Most notably, Paolo Berlusconi, Silvio’s brother, owns and operates a center-right newspaper with a heavily pro-Berlusconi tilt called Il Giornale. Additionally, Silvio’s latest wife, Veronica Lario, owned Italy’s most influential Italian right-wing newspaper, Il Foglio. However, after their recent divorce, Lario sold her stocks in 2010 to none other than Paolo, Silvio’s younger brother, whom now has commanding interest. And the list goes on. Berlusconi co-founded Mediolanum, one of the largest banking and insurance groups in Italy, and has interests in Medusa Film and Penta Film, two home-video distribution companies. And lastly, but perhaps most notably on an international level, Berlusconi owns one of the most prestigious and accomplished soccer clubs of all time, A.C. Milan.
Silvio Berlusconi epitomizes modern Italy in so many ways. A fun-loving, charismatic womanizer, with an incredible desire to be well liked, well dressed, and put together, Berlusconi also yearns for unprecedented power. He has successfully put his hands into nearly every influential pocket there is in Italy. For the past 17 years, Berlusconi has served as the face of Italy for the rest of the world, and has developed an intensely loyal following in certain regions of Italy. His main areas of support lie in and around his hometown of Milan, in northeastern Italy, and through much of southern Italy.
On a personal level, I spent the fall of 2011 living in Italy’s most left-leaning city, Bologna, where, as is probably evident from the ethos of this post, the vast majority of the largely collegiate population has looked onto Berlusconi with disgust.
There is no doubt that Mr. Berlusconi has a gift. He has an unbelievable ability to keep a smile on at all times, a true understanding of how to be well-liked, and an ability to project himself as any normal Italian, just perhaps “a little richer” than the rest of them. However, his games and his power have officially been brought to a halt—at least in one capacity. While Berlusconi will remain one of the most influential men in Italy until the day he passes, I know many Italians who are now breathing the deepest sighs of relief, despite their horrific financial situation.
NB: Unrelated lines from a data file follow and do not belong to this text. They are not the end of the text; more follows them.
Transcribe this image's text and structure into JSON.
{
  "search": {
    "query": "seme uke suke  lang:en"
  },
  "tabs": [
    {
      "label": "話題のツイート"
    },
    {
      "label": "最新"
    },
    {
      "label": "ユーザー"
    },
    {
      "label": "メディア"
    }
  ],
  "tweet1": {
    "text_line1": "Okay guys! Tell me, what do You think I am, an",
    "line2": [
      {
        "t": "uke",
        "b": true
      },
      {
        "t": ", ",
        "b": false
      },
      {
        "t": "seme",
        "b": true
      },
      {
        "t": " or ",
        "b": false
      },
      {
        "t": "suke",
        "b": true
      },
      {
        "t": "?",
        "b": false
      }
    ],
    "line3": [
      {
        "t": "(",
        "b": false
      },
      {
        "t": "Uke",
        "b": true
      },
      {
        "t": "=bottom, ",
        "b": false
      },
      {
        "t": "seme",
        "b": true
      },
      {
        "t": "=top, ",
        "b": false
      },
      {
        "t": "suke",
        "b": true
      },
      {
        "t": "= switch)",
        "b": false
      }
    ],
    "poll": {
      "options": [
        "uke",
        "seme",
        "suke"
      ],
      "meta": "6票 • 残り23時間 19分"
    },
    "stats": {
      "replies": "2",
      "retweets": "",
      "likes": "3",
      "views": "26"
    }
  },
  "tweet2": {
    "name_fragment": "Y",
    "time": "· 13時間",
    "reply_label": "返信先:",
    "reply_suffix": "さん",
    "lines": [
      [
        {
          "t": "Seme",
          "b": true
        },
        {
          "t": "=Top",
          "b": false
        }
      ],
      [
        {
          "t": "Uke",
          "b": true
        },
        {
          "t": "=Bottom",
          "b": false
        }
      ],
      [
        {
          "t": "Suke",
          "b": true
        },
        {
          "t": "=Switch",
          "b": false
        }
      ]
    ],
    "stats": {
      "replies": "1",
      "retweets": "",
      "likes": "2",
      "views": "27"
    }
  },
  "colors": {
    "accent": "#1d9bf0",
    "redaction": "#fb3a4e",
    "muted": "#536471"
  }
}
Selfishly, I know I will miss headlines targeting Mr. Berlusconi for his late night escapades with under-aged girls, his grand (and smug) grim that he wears so well during times of economic and political turmoil, and his crazy, “immature uncle” persona. Yet I also know much of Italy, and the rest of the world for that matter are deeply relieved to have Mr. Bunga Bunga out of office. Well, we’ll see if “Super” Mario Monti and his collection of technocrats can successfully mitigate a sovereign debt problem that Berlusconi, seemingly, didn’t even care about.
Sorry, Silvio, you had a nice run. Now it’s time for Italy to clean up your yucky little mess and alleviate many of the problems that have ridden the Peninsula for years.